Abortion rights for Ohioans depend on Supreme Court ruling on Roe V. Wade


Courtesy of the Guttmacher Institute

Ohio is one of the 26 states where abortion is threatened based on the Supreme Court’s decision.

Madeleine Majikas, Reporter

With summer just around the corner, Ohioans are waiting on the Supreme Court to decide if Roe v. Wade should be overturned. Set to be debated in June, the decision poses a threat to the accessibility of abortion and other forms of reproductive health care within the state.

The Supreme Court will decide the outcome of Dobbs V. Jackson’s Women’s Health Organization at the end of term this June. The case, which argues the constitutionality of Mississippi’s 15-week abortion ban, will set the precedent for a state’s ability to dictate abortion rights.

While the official outcome is set for June, an unprecedented leak surfaced May 2 on Politico.com. The site provided the leaked initial majority draft, which shows the justices deciding to reject precedents set nearly 50 years ago by Roe V. Wade. This decision would give states the ability to limit abortion as they see fit.

Abortion rights have been a topic of conversation in Ohio for the past few years. Recent House Bill 598 is a trigger bill which would go into effect should Roe V. Wade be overturned. It would criminalize abortion, including cases of rape. The only exemption would be to save the life a pregnant women.

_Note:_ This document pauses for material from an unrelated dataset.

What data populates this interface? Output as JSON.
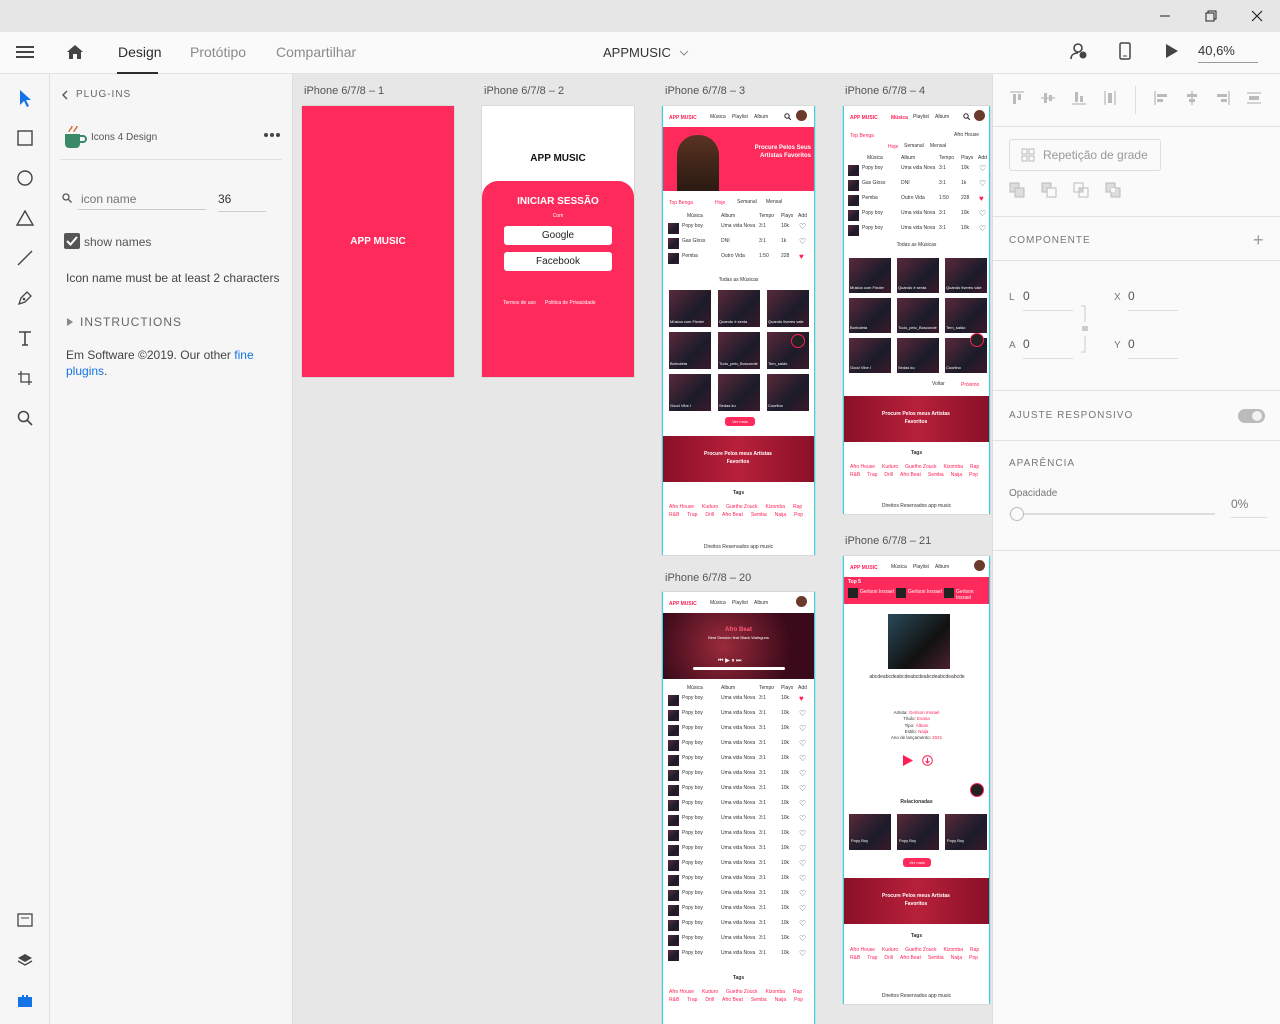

With bills such as these at the forefront, health care rights seem to hang in the balance.

The overturning or undermining of Roe v. Wade could change lives in many ways.

Doctors may not be required to undergo abortion training.  A study in the journal Obstetrics & Gynecology stated that only 44 percent of doctors are “certain or likely” to have access to in-state training if Roe v. Wade is overturned.

The Kent State Women’s Center focuses on guiding patients toward the best solution for their life, focused on the motto, “educate, advocate, and empower.”

While the center aims to support every patient the best it can, the proposed limitations on abortion within the state may make it more difficult for staff to provide care.

“I need to make sure that what I’m doing is within the boundaries of what’s legal, in terms of what resources are available,” Cassandra Pegg-Kirby, director of Kent State’s Women’s Center, said. “It will make a difference, what happens with Roe v. Wade, what I’m able to share with and provide for students.”

The decision could also disproportionately affect minorities, who may use facilities such as the Women’s Center or Planned Parenthood for resources such as period products, birth control, pregnancy tests or abortion access. “Most marginalized communities are going to be the most impacted by this legislation.” Pegg-Kirby said. “I think we can’t have a conversation about this without acknowledging that.”

This controversial topic has politicians divided. While some argue for state’s rights to dictate limitations, others want Roe V. Wade’s precedent to be upheld.

Some politicians, such as Ohio Rep. Jean Schmidt, R-Loveland the sponsor of House Bill 598, are excited about the possibility of Roe V. Wade no longer dictating healthcare in Ohio.

“The time has come for Ohio to truly stand up for the rights of the unborn,” Schmidt said while testifying in front of the Ohio House Oversight Committee.

However, others are refusing to let past decisions be overruled.

“We cannot turn back the clock, and that is why I will continue fighting to codify a woman’s right to choose,” U.S. Rep. Tim Ryan, D-District 13, said in an email.

Until the decision is finalized in June, shelters such as the Kent State’s Women’s Center and politicians alike will help communities fight for what they believe is right.

“We will continue to do the work we’ve always done to let people know that if they come to us and are concerned about things one way or another here’s how you advocate for change,” Pegg-Kirby said. “We’re going to encourage you to use your voice to create the change you see as appropriate.”

Madeleine Majikas is a reporter. Contact her [email protected].